Whilst I was replacing all of the circuit breakers, I also decided to completely rewire all of the major components in the battery room so as to neaten up all of the wiring. The solar power system had been developed over a number of years and so a complete rewire of the battery room for neatness was probably due. I did underestimate the amount of time that it would take to complete that project which ended up being about ten hours over two late nights. With these sorts of occasional projects, it can be very hard to know how long it will take to complete. The results look good, although they may be incomprehensible to most people!
|The battery room was rewired this week|
For the past two days it has rained. I’m very happy to see that wet stuff falling from the sky. So much rain has fallen, that the very large and empty 33,500 litre (8,850 gallons) water tank has even begun the long process of refilling.
|The rain has fallen heavily over the past few days and the water tanks are filling rapidly|
The swale which collects any and all water runoff has filled this week. A swale is the fancy name for a ditch which collects water and allows that water to infiltrate into the soil. The two willow trees in the swale were very happy to receive a good drink.
|The swale even began to fill this week with water running off hard surfaces|

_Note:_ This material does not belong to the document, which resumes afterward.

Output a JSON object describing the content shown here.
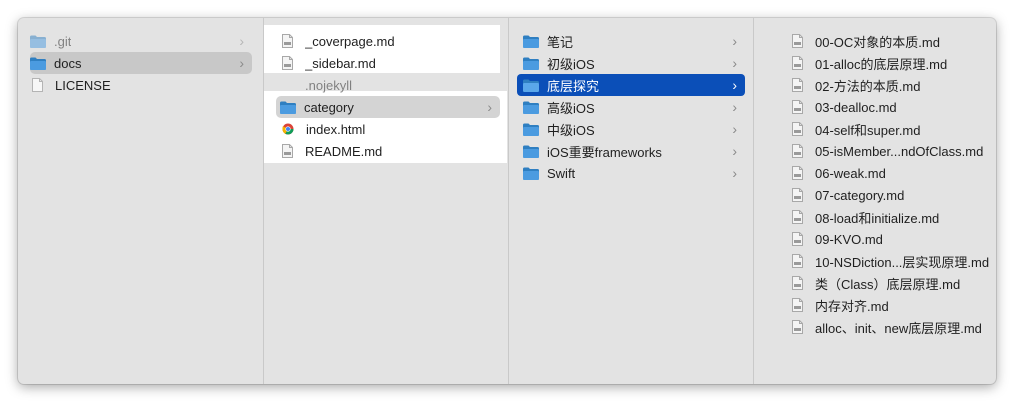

In preparation for the new solar panels I also cemented the steel post into the ground and unfortunately, it rained before I could complete painting the dark grey top coat.
|A steel post to the left of the existing solar panels was cemented into the ground over the past few days|
I thought that it may be useful for readers to see how I can quickly tell whether any post is exactly vertical. For about two decades now, I have used a yellow plastic post and pipe level. It is a very handy tool as it has two spirit levels both of which indicate whether the post is exactly vertical.
|A post and pipe level with two plastic spirit levels is used to ensure that any post is installed in a vertical position|
With the heavy rain, the concrete pipe / culvert which directs water onto the newly planted fern gully flowed today!
|The concrete pipe / culvert which directs water onto the newly planted fern gully flowed today|
And that flowing water travelled exactly along the line of the recently planted ferns.
|The flowing water travelled exactly along the line of the recently planted ferns|
The temperature outside now at about 5.30pm is 11.5’C (52.7’F). So far this year there has been 210.0mm (8.3 inches) which is up from last week’s total of 190.2mm (7.5 inches).